> [Records for this exercise]
┏━━

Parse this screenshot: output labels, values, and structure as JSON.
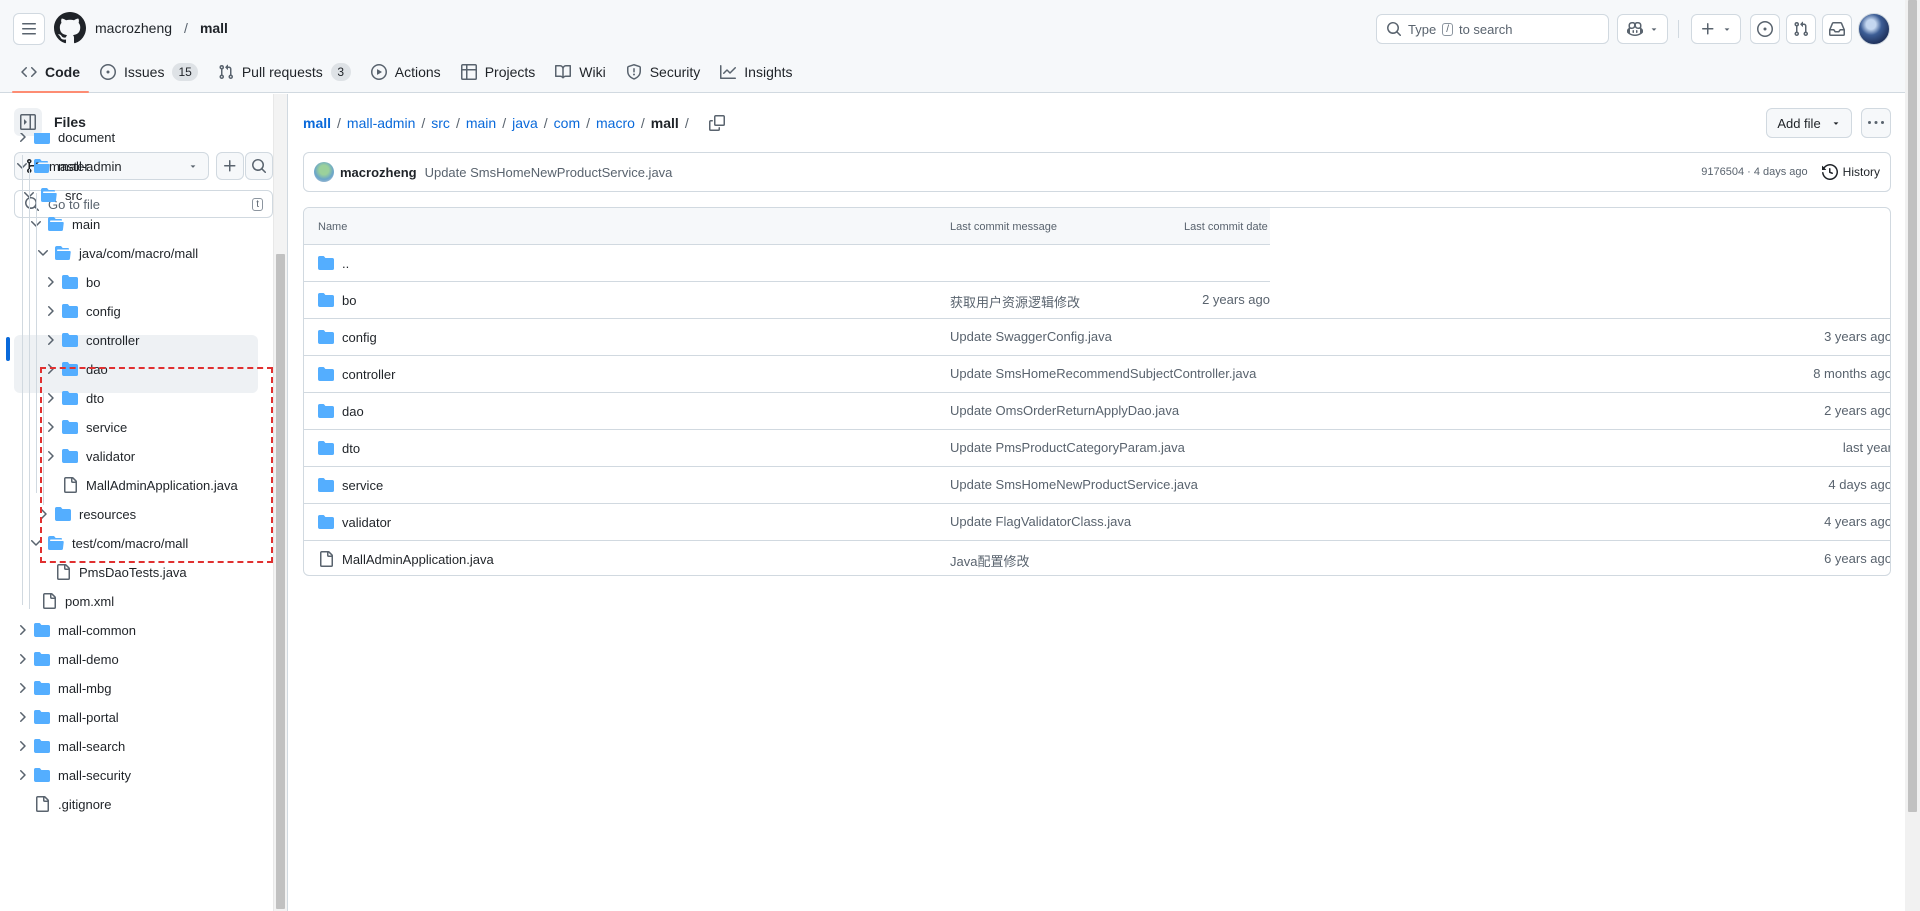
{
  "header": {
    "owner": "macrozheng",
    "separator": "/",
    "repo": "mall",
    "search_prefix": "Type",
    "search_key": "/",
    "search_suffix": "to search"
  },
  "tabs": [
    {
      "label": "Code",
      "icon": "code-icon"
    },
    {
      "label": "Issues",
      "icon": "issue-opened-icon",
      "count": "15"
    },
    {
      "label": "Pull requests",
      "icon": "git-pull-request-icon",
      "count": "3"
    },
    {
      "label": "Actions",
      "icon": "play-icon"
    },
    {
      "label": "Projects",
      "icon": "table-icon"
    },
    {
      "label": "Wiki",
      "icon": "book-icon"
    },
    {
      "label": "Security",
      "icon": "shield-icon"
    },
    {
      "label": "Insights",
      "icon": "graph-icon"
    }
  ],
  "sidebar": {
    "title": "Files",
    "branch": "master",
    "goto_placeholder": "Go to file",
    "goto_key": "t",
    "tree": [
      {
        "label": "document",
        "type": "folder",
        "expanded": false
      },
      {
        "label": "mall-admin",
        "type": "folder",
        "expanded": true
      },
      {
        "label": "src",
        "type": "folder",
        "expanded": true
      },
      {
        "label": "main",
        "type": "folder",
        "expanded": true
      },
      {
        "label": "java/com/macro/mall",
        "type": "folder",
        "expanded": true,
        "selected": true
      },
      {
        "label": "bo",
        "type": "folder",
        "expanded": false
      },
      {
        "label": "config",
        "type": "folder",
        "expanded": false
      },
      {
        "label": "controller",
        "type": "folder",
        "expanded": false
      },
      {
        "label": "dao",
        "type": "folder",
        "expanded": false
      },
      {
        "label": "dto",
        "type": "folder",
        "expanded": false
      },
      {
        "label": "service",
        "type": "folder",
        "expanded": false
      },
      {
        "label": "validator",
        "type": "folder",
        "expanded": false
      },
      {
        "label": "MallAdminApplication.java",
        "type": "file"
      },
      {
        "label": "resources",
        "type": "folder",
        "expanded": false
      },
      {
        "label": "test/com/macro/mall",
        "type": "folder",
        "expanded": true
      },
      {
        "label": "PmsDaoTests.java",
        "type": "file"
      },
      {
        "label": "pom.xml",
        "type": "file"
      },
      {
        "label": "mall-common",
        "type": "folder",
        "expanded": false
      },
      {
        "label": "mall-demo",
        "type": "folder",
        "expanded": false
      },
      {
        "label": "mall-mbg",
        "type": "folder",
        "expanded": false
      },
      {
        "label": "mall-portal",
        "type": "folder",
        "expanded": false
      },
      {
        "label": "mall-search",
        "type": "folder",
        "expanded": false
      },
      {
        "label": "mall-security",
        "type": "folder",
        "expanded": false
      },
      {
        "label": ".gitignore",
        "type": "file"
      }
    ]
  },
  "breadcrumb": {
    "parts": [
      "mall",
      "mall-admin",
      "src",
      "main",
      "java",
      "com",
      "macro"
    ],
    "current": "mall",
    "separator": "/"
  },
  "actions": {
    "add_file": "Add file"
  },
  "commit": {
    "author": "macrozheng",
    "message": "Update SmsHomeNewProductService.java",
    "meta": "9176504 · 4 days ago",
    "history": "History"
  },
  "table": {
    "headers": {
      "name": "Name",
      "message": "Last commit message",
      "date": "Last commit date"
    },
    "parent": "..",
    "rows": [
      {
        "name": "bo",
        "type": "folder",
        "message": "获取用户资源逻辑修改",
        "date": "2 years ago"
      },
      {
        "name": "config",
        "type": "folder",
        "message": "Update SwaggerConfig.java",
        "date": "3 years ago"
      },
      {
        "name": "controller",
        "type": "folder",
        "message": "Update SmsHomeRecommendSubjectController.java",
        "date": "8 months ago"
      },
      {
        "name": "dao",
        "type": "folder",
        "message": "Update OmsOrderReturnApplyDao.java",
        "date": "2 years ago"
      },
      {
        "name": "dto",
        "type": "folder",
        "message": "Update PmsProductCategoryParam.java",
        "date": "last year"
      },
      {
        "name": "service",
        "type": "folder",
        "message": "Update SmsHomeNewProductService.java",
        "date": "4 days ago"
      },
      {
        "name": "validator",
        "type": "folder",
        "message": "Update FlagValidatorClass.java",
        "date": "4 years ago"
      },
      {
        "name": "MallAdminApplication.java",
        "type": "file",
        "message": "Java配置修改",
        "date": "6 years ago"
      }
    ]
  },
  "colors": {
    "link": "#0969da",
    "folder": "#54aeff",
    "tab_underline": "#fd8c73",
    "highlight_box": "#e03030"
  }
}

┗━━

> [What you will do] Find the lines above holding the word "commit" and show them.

> [Exercise result]
  "commit": {
      "message": "Last commit message",
      "date": "Last commit date"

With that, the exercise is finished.